Liberia and perhaps the world at large never knew much about the new Coronavirus until the international media started showing images of people dropping dead in the streets of China’s Wuhan City a fortnight ago. Although it’s been like a month, yet everyone remains confused, edgy and suspicious of one another. With rumors about the Coronavirus now crossing the boundaries of China into Europe and at least an isolated case in Africa, Liberians have become more jittery, with many making up their versions of how the Coronavirus has crept into our borders unnoticed. But as the Ministry of Health (MoH) and its major implementing partner, the National Public Health Institute in Liberia (NPHIL) state, Coronavirus is not in Liberia.

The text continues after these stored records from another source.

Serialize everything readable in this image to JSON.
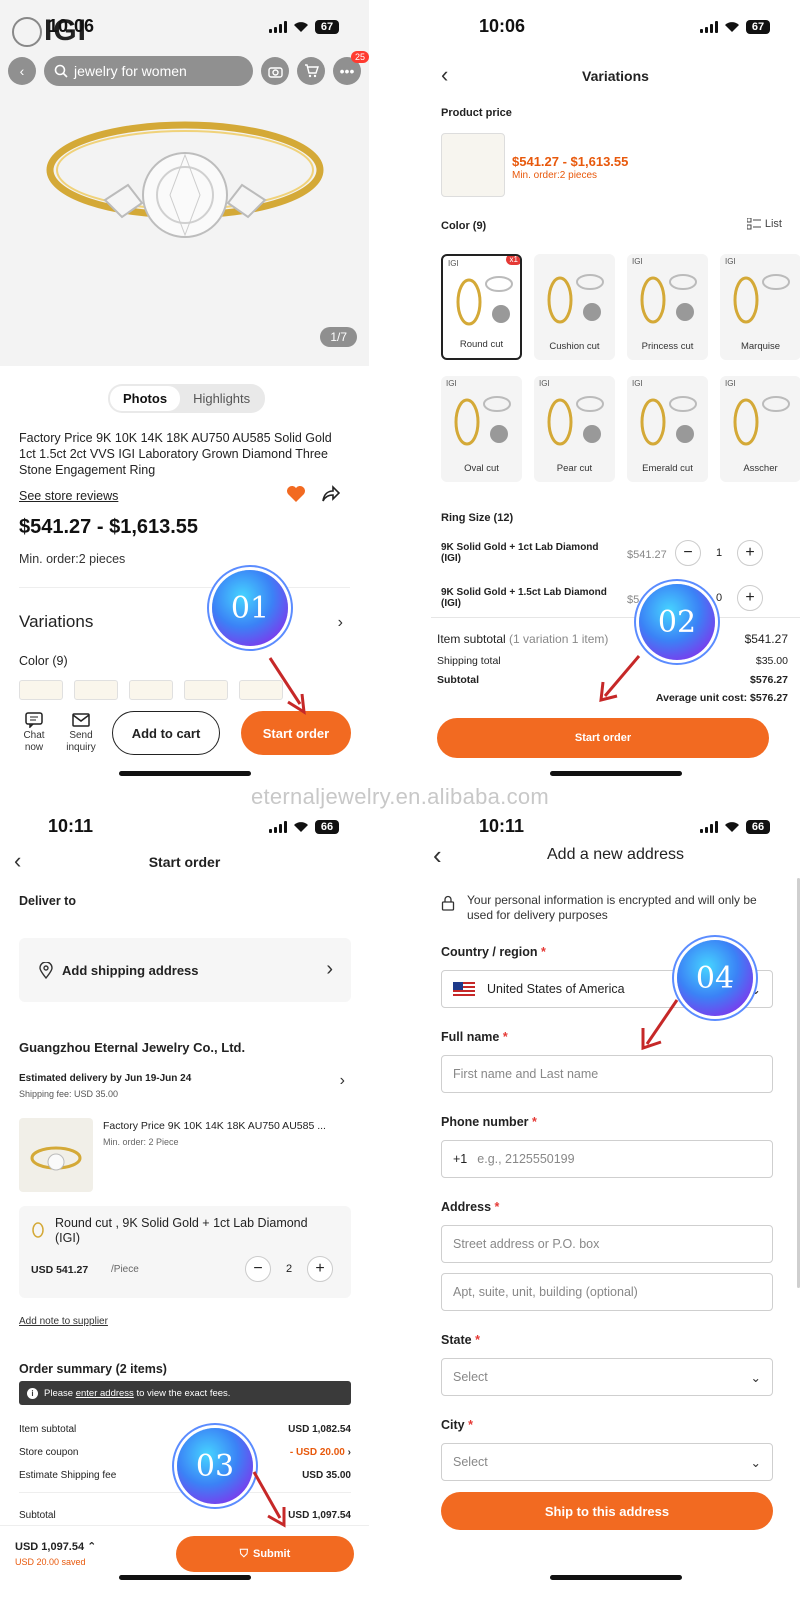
{
  "watermark": "eternaljewelry.en.alibaba.com",
  "screen1": {
    "status": {
      "time": "10:06",
      "battery": "67"
    },
    "logo": "IGI",
    "search_placeholder": "jewelry for women",
    "notifications": "25",
    "image_counter": "1/7",
    "tabs": [
      "Photos",
      "Highlights"
    ],
    "title": "Factory Price 9K 10K 14K 18K AU750 AU585 Solid Gold 1ct 1.5ct 2ct VVS IGI Laboratory Grown Diamond Three Stone Engagement Ring",
    "reviews_link": "See store reviews",
    "price": "$541.27 - $1,613.55",
    "min_order": "Min. order:2 pieces",
    "variations_label": "Variations",
    "color_label": "Color (9)",
    "chat_label": "Chat now",
    "inquiry_label": "Send inquiry",
    "add_to_cart": "Add to cart",
    "start_order": "Start order",
    "step": "01"
  },
  "screen2": {
    "status": {
      "time": "10:06",
      "battery": "67"
    },
    "title": "Variations",
    "product_price_label": "Product price",
    "price": "$541.27 - $1,613.55",
    "min_order": "Min. order:2 pieces",
    "color_label": "Color (9)",
    "list_label": "List",
    "cuts_row1": [
      "Round cut",
      "Cushion cut",
      "Princess cut",
      "Marquise"
    ],
    "cuts_row2": [
      "Oval cut",
      "Pear cut",
      "Emerald cut",
      "Asscher"
    ],
    "selected_badge": "x1",
    "ring_size_label": "Ring Size (12)",
    "sizes": [
      {
        "name": "9K Solid Gold + 1ct Lab Diamond (IGI)",
        "price": "$541.27",
        "qty": "1"
      },
      {
        "name": "9K Solid Gold + 1.5ct Lab Diamond (IGI)",
        "price": "$5..",
        "qty": "0"
      }
    ],
    "item_subtotal_label": "Item subtotal",
    "item_subtotal_note": "(1 variation 1 item)",
    "item_subtotal": "$541.27",
    "shipping_label": "Shipping total",
    "shipping": "$35.00",
    "subtotal_label": "Subtotal",
    "subtotal": "$576.27",
    "avg_cost": "Average unit cost: $576.27",
    "start_order": "Start order",
    "step": "02"
  },
  "screen3": {
    "status": {
      "time": "10:11",
      "battery": "66"
    },
    "title": "Start order",
    "deliver_to": "Deliver to",
    "add_address": "Add shipping address",
    "supplier": "Guangzhou Eternal Jewelry Co., Ltd.",
    "est_delivery": "Estimated delivery by Jun 19-Jun 24",
    "shipping_fee": "Shipping fee: USD 35.00",
    "product_name": "Factory Price 9K 10K 14K 18K AU750 AU585 ...",
    "product_min": "Min. order: 2 Piece",
    "variant_name": "Round cut , 9K Solid Gold + 1ct Lab Diamond (IGI)",
    "variant_price": "USD 541.27",
    "variant_unit": "/Piece",
    "variant_qty": "2",
    "add_note": "Add note to supplier",
    "order_summary": "Order summary (2 items)",
    "info_prefix": "Please",
    "info_link": "enter address",
    "info_suffix": "to view the exact fees.",
    "rows": [
      {
        "label": "Item subtotal",
        "value": "USD 1,082.54"
      },
      {
        "label": "Store coupon",
        "value": "- USD 20.00"
      },
      {
        "label": "Estimate Shipping fee",
        "value": "USD 35.00"
      },
      {
        "label": "Subtotal",
        "value": "USD 1,097.54"
      }
    ],
    "total": "USD 1,097.54",
    "saved": "USD 20.00 saved",
    "submit": "Submit",
    "step": "03"
  },
  "screen4": {
    "status": {
      "time": "10:11",
      "battery": "66"
    },
    "title": "Add a new address",
    "privacy": "Your personal information is encrypted and will only be used for delivery purposes",
    "country_label": "Country / region",
    "country_value": "United States of America",
    "fullname_label": "Full name",
    "fullname_placeholder": "First name and Last name",
    "phone_label": "Phone number",
    "phone_code": "+1",
    "phone_placeholder": "e.g., 2125550199",
    "address_label": "Address",
    "street_placeholder": "Street address or P.O. box",
    "apt_placeholder": "Apt, suite, unit, building (optional)",
    "state_label": "State",
    "state_placeholder": "Select",
    "city_label": "City",
    "city_placeholder": "Select",
    "ship_button": "Ship to this address",
    "step": "04"
  },
  "colors": {
    "accent": "#f26a21",
    "price": "#e8590c",
    "required": "#e53935"
  }
}
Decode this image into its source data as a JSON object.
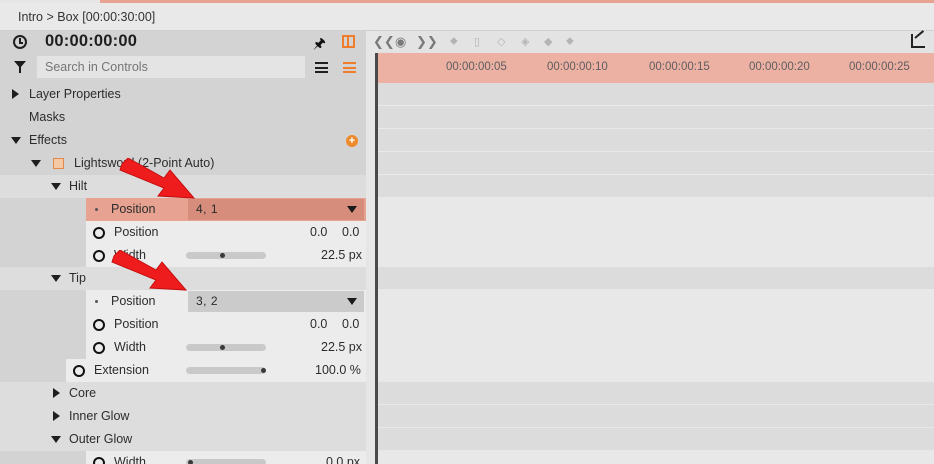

According to the latest message from the MoH and the NPHIL, coronavirus is NOT in Liberia and nobody is sick in Liberia as a result of coronavirus.
“Health workers are at the borders, airports and seaports to check people who are coming in our country from other countries. For more information call 4455,” the message from government’s health authorities stated.
MoH and NPHIL clarification comes against the backdrop of rumors engulfing Monrovia that there are some Chinese in Liberia currently quarantined at a special location on the Bushrod Island; while other information has it that people who have arrived in the country from other countries are being quarantined for a specified time at another location along the Roberts Field Highway.
The Coronaviruses (CoV) are a large family of viruses that cause illness ranging from the common cold to more severe diseases such as Middle East Respiratory Syndrome (MERS-CoV) and Severe Acute Respiratory Syndrome (SARS-CoV). A novel coronavirus (nCoV) is a new strain that has not been previously identified in humans.
Coronaviruses are zoonotic, meaning they are transmitted between animals and people. Detailed investigations found that SARS-CoV was transmitted from civet cats to humans and MERS-CoV from dromedary camels to humans. Several known coronaviruses are circulating in animals that have not yet infected humans.
Common signs of infection include respiratory symptoms, fever, cough, shortness of breath and breathing difficulties. In more severe cases, infection can cause pneumonia, severe acute respiratory syndrome, kidney failure and even death.
Standard recommendations to prevent infection spread include regular hand washing, covering mouth and nose when coughing and sneezing, thoroughly cooking meat and eggs. Avoid close contact with anyone showing symptoms of respiratory illness such as coughing and sneezing.